Has the UK’s High Court caught the “Activist” bug from the ECJ, whereby it takes political decisions masquerading as legal judgements? The decision to refer Article 50 to parliament looks toxic since this enables MPs and (especially) peers to delay the process.
We hope the Supreme Court disagrees. If not we think the Prime Minister should call a General Election, as soon as possible, with a manifesto commitment to invoke Article 50 and to leave the EU, on the best terms possible, subject to the right to make our own laws and control our own borders (essentially what the Referendum has already instructed Parliament to do).
Of course there is a chance the public will change its mind and elect an anti-Brexit Government, or perhaps a very soft Brexit one in view of the Referendum result. No doubt Theresa May would rather constituency changes had already been implemented thereby increasing her chances of a substantial majority. We don’t think another vote on leaving the EU is justified but a clear mandate (either way) is preferable to a hapless process bedevilled by constitutional challenges and confusion.
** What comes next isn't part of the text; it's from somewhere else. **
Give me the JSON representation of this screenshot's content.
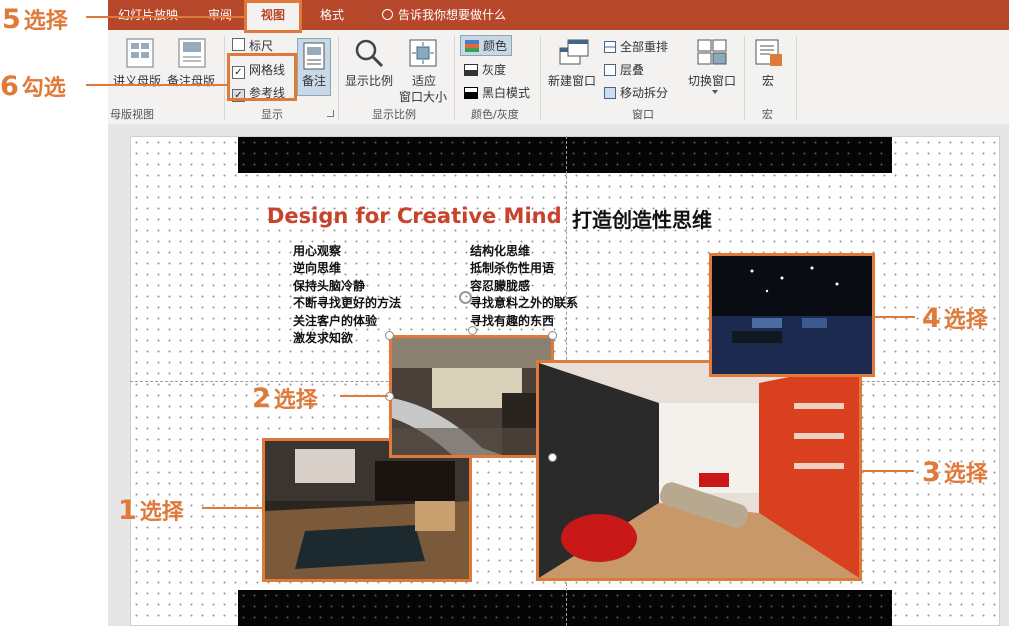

Perhaps the threat of a General Election would persuade a majority of MPs, fearful of losing their seats at the vote or through de-selection by their constituency parties, to accept the Government’s programme.
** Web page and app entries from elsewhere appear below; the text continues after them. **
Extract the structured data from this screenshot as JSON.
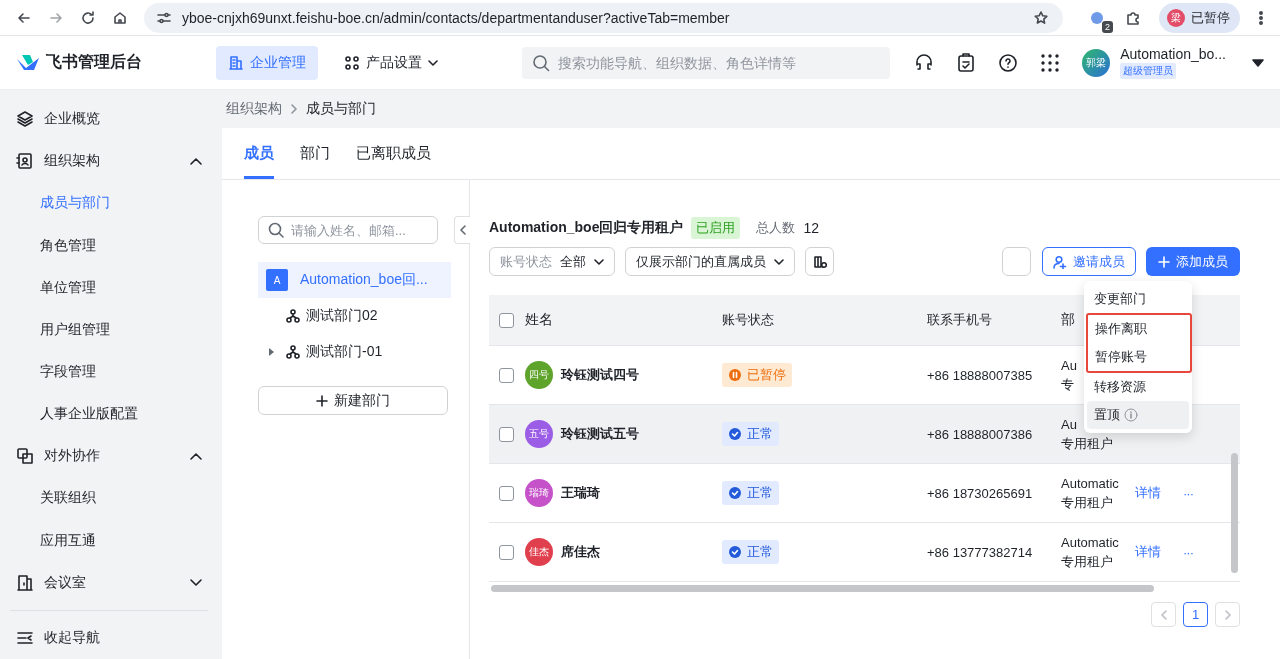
{
  "browser": {
    "url": "yboe-cnjxh69unxt.feishu-boe.cn/admin/contacts/departmentanduser?activeTab=member",
    "extension_badge": "2",
    "profile": {
      "avatar": "梁",
      "label": "已暂停"
    }
  },
  "header": {
    "app_title": "飞书管理后台",
    "nav": [
      {
        "label": "企业管理",
        "selected": true,
        "dropdown": false
      },
      {
        "label": "产品设置",
        "selected": false,
        "dropdown": true
      }
    ],
    "search": {
      "placeholder": "搜索功能导航、组织数据、角色详情等"
    },
    "user": {
      "avatar": "郭梁",
      "name": "Automation_bo...",
      "role": "超级管理员"
    }
  },
  "sidebar": {
    "items": [
      {
        "label": "企业概览",
        "selected": false
      },
      {
        "label": "组织架构",
        "selected": false,
        "expanded": true,
        "children": [
          {
            "label": "成员与部门",
            "selected": true
          },
          {
            "label": "角色管理",
            "selected": false
          },
          {
            "label": "单位管理",
            "selected": false
          },
          {
            "label": "用户组管理",
            "selected": false
          },
          {
            "label": "字段管理",
            "selected": false
          },
          {
            "label": "人事企业版配置",
            "selected": false
          }
        ]
      },
      {
        "label": "对外协作",
        "selected": false,
        "expanded": true,
        "children": [
          {
            "label": "关联组织",
            "selected": false
          },
          {
            "label": "应用互通",
            "selected": false
          }
        ]
      },
      {
        "label": "会议室",
        "selected": false,
        "expanded": false
      }
    ],
    "collapse": "收起导航"
  },
  "breadcrumb": [
    "组织架构",
    "成员与部门"
  ],
  "tabs": [
    {
      "label": "成员",
      "selected": true
    },
    {
      "label": "部门",
      "selected": false
    },
    {
      "label": "已离职成员",
      "selected": false
    }
  ],
  "department_tree": {
    "search": {
      "placeholder": "请输入姓名、邮箱..."
    },
    "items": [
      {
        "label": "Automation_boe回...",
        "badge": "A",
        "selected": true,
        "children": [
          {
            "label": "测试部门02",
            "selected": false,
            "expandable": false
          },
          {
            "label": "测试部门-01",
            "selected": false,
            "expandable": true
          }
        ]
      }
    ],
    "new_button": "新建部门"
  },
  "members": {
    "title": "Automation_boe回归专用租户",
    "status": "已启用",
    "total_label": "总人数",
    "total": "12",
    "filters": [
      {
        "label": "账号状态",
        "value": "全部"
      },
      {
        "value": "仅展示部门的直属成员"
      }
    ],
    "buttons": [
      {
        "kind": "blank"
      },
      {
        "kind": "outline",
        "label": "邀请成员"
      },
      {
        "kind": "primary",
        "label": "添加成员"
      }
    ],
    "all_checked": false,
    "columns": [
      "姓名",
      "账号状态",
      "联系手机号",
      "部"
    ],
    "rows": [
      {
        "checked": false,
        "hovered": false,
        "avatar": "四号",
        "color": "#5ea32a",
        "name": "玲钰测试四号",
        "status": {
          "kind": "paused",
          "label": "已暂停"
        },
        "phone": "+86 18888007385",
        "department": [
          "Au",
          "专"
        ]
      },
      {
        "checked": false,
        "hovered": true,
        "avatar": "五号",
        "color": "#9b5de5",
        "name": "玲钰测试五号",
        "status": {
          "kind": "normal",
          "label": "正常"
        },
        "phone": "+86 18888007386",
        "department": [
          "Au",
          "专用租户"
        ]
      },
      {
        "checked": false,
        "hovered": false,
        "avatar": "瑞琦",
        "color": "#c552c9",
        "name": "王瑞琦",
        "status": {
          "kind": "normal",
          "label": "正常"
        },
        "phone": "+86 18730265691",
        "department": [
          "Automatic",
          "专用租户"
        ],
        "actions": [
          "详情",
          "···"
        ]
      },
      {
        "checked": false,
        "hovered": false,
        "avatar": "佳杰",
        "color": "#e0404e",
        "name": "席佳杰",
        "status": {
          "kind": "normal",
          "label": "正常"
        },
        "phone": "+86 13777382714",
        "department": [
          "Automatic",
          "专用租户"
        ],
        "actions": [
          "详情",
          "···"
        ]
      }
    ],
    "menu": {
      "items": [
        {
          "label": "变更部门",
          "framed": false,
          "hovered": false,
          "info": false
        },
        {
          "label": "操作离职",
          "framed": true,
          "hovered": false,
          "info": false
        },
        {
          "label": "暂停账号",
          "framed": true,
          "hovered": false,
          "info": false
        },
        {
          "label": "转移资源",
          "framed": false,
          "hovered": false,
          "info": false
        },
        {
          "label": "置顶",
          "framed": false,
          "hovered": true,
          "info": true
        }
      ]
    },
    "pagination": {
      "pages": [
        {
          "label": "1",
          "selected": true
        }
      ]
    }
  }
}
A definite mandate to quit the EU would also help neuter the Lords’ efforts to frustrate it. Ideally the next Queen’s Speech would outline how the size and composition of the “Upper House” would be reviewed, likewise the whole issue of how honours are awarded.
We are not qualified to argue with the High Court judges but are persuaded by the legal brains at lawyersforbritain.org. They point out that our courts have repeatedly allowed our “sovereign parliament” to be overruled when that results in “more Europe” but disallows this instance of “less Europe”. Their argument can be found here: